### Problem description
Write out every entry word for word.

Website and app data records

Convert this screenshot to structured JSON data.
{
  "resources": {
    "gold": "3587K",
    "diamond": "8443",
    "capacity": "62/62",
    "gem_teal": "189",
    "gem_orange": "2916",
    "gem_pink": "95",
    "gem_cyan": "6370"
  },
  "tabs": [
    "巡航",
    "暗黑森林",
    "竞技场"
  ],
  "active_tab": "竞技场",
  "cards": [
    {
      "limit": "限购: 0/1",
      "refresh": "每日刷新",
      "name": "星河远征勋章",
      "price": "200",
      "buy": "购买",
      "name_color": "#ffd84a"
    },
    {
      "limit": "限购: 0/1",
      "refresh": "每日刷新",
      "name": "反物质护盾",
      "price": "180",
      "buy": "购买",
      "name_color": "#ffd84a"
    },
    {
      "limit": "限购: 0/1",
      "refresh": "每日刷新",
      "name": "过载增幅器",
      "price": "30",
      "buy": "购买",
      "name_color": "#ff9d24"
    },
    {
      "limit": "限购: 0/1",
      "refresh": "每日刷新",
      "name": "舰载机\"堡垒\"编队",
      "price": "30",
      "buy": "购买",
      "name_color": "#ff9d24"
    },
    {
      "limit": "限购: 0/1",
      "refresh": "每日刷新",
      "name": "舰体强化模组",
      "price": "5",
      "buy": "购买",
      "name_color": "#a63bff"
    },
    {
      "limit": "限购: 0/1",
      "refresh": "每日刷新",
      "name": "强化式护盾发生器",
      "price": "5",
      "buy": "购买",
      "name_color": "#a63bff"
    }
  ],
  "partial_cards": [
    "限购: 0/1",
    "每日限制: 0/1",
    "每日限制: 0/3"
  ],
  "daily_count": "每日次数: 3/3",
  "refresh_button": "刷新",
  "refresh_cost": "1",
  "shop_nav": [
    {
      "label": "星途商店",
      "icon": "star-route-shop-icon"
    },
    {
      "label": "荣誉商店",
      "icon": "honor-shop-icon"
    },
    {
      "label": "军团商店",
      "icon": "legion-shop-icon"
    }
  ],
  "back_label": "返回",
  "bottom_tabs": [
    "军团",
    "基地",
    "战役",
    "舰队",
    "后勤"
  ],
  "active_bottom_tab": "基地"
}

### Solution for this exercise
Convert this screenshot to structured JSON data.
{
  "resources": {
    "gold": "3587K",
    "diamond": "8443",
    "capacity": "62/62",
    "gem_teal": "189",
    "gem_orange": "2916",
    "gem_pink": "95",
    "gem_cyan": "6370"
  },
  "tabs": [
    "巡航",
    "暗黑森林",
    "竞技场"
  ],
  "active_tab": "竞技场",
  "cards": [
    {
      "limit": "限购: 0/1",
      "refresh": "每日刷新",
      "name": "星河远征勋章",
      "price": "200",
      "buy": "购买",
      "name_color": "#ffd84a"
    },
    {
      "limit": "限购: 0/1",
      "refresh": "每日刷新",
      "name": "反物质护盾",
      "price": "180",
      "buy": "购买",
      "name_color": "#ffd84a"
    },
    {
      "limit": "限购: 0/1",
      "refresh": "每日刷新",
      "name": "过载增幅器",
      "price": "30",
      "buy": "购买",
      "name_color": "#ff9d24"
    },
    {
      "limit": "限购: 0/1",
      "refresh": "每日刷新",
      "name": "舰载机\"堡垒\"编队",
      "price": "30",
      "buy": "购买",
      "name_color": "#ff9d24"
    },
    {
      "limit": "限购: 0/1",
      "refresh": "每日刷新",
      "name": "舰体强化模组",
      "price": "5",
      "buy": "购买",
      "name_color": "#a63bff"
    },
    {
      "limit": "限购: 0/1",
      "refresh": "每日刷新",
      "name": "强化式护盾发生器",
      "price": "5",
      "buy": "购买",
      "name_color": "#a63bff"
    }
  ],
  "partial_cards": [
    "限购: 0/1",
    "每日限制: 0/1",
    "每日限制: 0/3"
  ],
  "daily_count": "每日次数: 3/3",
  "refresh_button": "刷新",
  "refresh_cost": "1",
  "shop_nav": [
    {
      "label": "星途商店",
      "icon": "star-route-shop-icon"
    },
    {
      "label": "荣誉商店",
      "icon": "honor-shop-icon"
    },
    {
      "label": "军团商店",
      "icon": "legion-shop-icon"
    }
  ],
  "back_label": "返回",
  "bottom_tabs": [
    "军团",
    "基地",
    "战役",
    "舰队",
    "后勤"
  ],
  "active_bottom_tab": "基地"
}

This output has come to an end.